Records for this task
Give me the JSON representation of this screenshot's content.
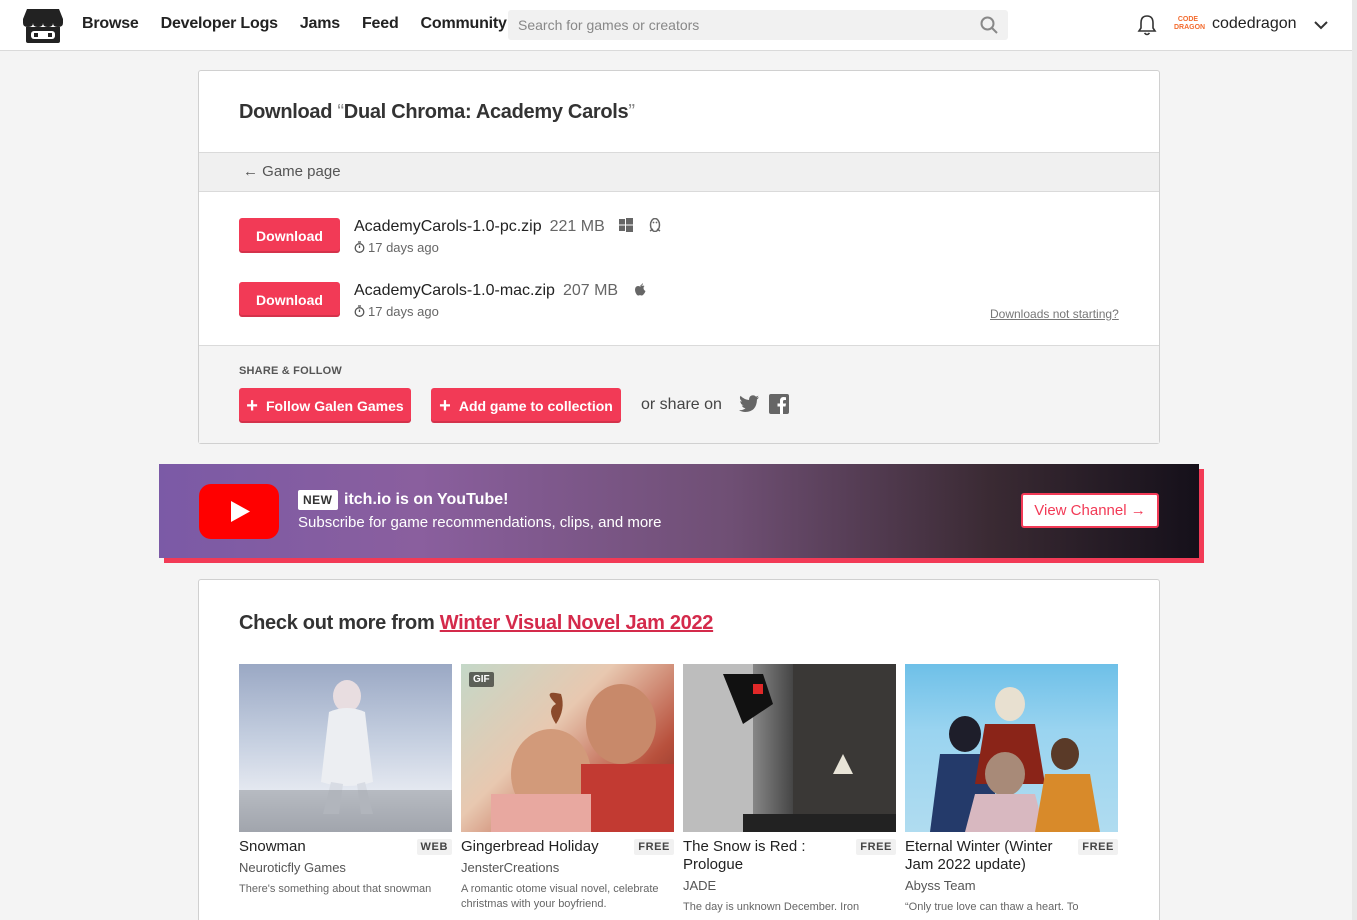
{
  "header": {
    "nav": [
      "Browse",
      "Developer Logs",
      "Jams",
      "Feed",
      "Community"
    ],
    "search_placeholder": "Search for games or creators",
    "avatar_text": "CODE DRAGON",
    "username": "codedragon"
  },
  "download": {
    "title_prefix": "Download",
    "open_quote": "“",
    "game_title": "Dual Chroma: Academy Carols",
    "close_quote": "”",
    "back_link": "← Game page",
    "files": [
      {
        "button": "Download",
        "name": "AcademyCarols-1.0-pc.zip",
        "size": "221 MB",
        "date": "17 days ago"
      },
      {
        "button": "Download",
        "name": "AcademyCarols-1.0-mac.zip",
        "size": "207 MB",
        "date": "17 days ago"
      }
    ],
    "not_starting": "Downloads not starting?"
  },
  "share": {
    "label": "SHARE & FOLLOW",
    "follow": "Follow Galen Games",
    "collection": "Add game to collection",
    "share_on": "or share on"
  },
  "youtube": {
    "badge": "NEW",
    "title": "itch.io is on YouTube!",
    "subtitle": "Subscribe for game recommendations, clips, and more",
    "button": "View Channel →"
  },
  "more": {
    "prefix": "Check out more from",
    "jam": "Winter Visual Novel Jam 2022",
    "games": [
      {
        "title": "Snowman",
        "price": "WEB",
        "author": "Neuroticfly Games",
        "desc": "There's something about that snowman"
      },
      {
        "title": "Gingerbread Holiday",
        "price": "FREE",
        "author": "JensterCreations",
        "desc": "A romantic otome visual novel, celebrate christmas with your boyfriend.",
        "badge": "GIF"
      },
      {
        "title": "The Snow is Red : Prologue",
        "price": "FREE",
        "author": "JADE",
        "desc": "The day is unknown December. Iron"
      },
      {
        "title": "Eternal Winter (Winter Jam 2022 update)",
        "price": "FREE",
        "author": "Abyss Team",
        "desc": "“Only true love can thaw a heart. To"
      }
    ]
  },
  "colors": {
    "accent": "#f23a56",
    "link": "#d42a4b"
  }
}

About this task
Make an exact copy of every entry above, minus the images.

Problem solution
Give me the JSON representation of this screenshot's content.
{
  "header": {
    "nav": [
      "Browse",
      "Developer Logs",
      "Jams",
      "Feed",
      "Community"
    ],
    "search_placeholder": "Search for games or creators",
    "avatar_text": "CODE DRAGON",
    "username": "codedragon"
  },
  "download": {
    "title_prefix": "Download",
    "open_quote": "“",
    "game_title": "Dual Chroma: Academy Carols",
    "close_quote": "”",
    "back_link": "← Game page",
    "files": [
      {
        "button": "Download",
        "name": "AcademyCarols-1.0-pc.zip",
        "size": "221 MB",
        "date": "17 days ago"
      },
      {
        "button": "Download",
        "name": "AcademyCarols-1.0-mac.zip",
        "size": "207 MB",
        "date": "17 days ago"
      }
    ],
    "not_starting": "Downloads not starting?"
  },
  "share": {
    "label": "SHARE & FOLLOW",
    "follow": "Follow Galen Games",
    "collection": "Add game to collection",
    "share_on": "or share on"
  },
  "youtube": {
    "badge": "NEW",
    "title": "itch.io is on YouTube!",
    "subtitle": "Subscribe for game recommendations, clips, and more",
    "button": "View Channel →"
  },
  "more": {
    "prefix": "Check out more from",
    "jam": "Winter Visual Novel Jam 2022",
    "games": [
      {
        "title": "Snowman",
        "price": "WEB",
        "author": "Neuroticfly Games",
        "desc": "There's something about that snowman"
      },
      {
        "title": "Gingerbread Holiday",
        "price": "FREE",
        "author": "JensterCreations",
        "desc": "A romantic otome visual novel, celebrate christmas with your boyfriend.",
        "badge": "GIF"
      },
      {
        "title": "The Snow is Red : Prologue",
        "price": "FREE",
        "author": "JADE",
        "desc": "The day is unknown December. Iron"
      },
      {
        "title": "Eternal Winter (Winter Jam 2022 update)",
        "price": "FREE",
        "author": "Abyss Team",
        "desc": "“Only true love can thaw a heart. To"
      }
    ]
  },
  "colors": {
    "accent": "#f23a56",
    "link": "#d42a4b"
  }
}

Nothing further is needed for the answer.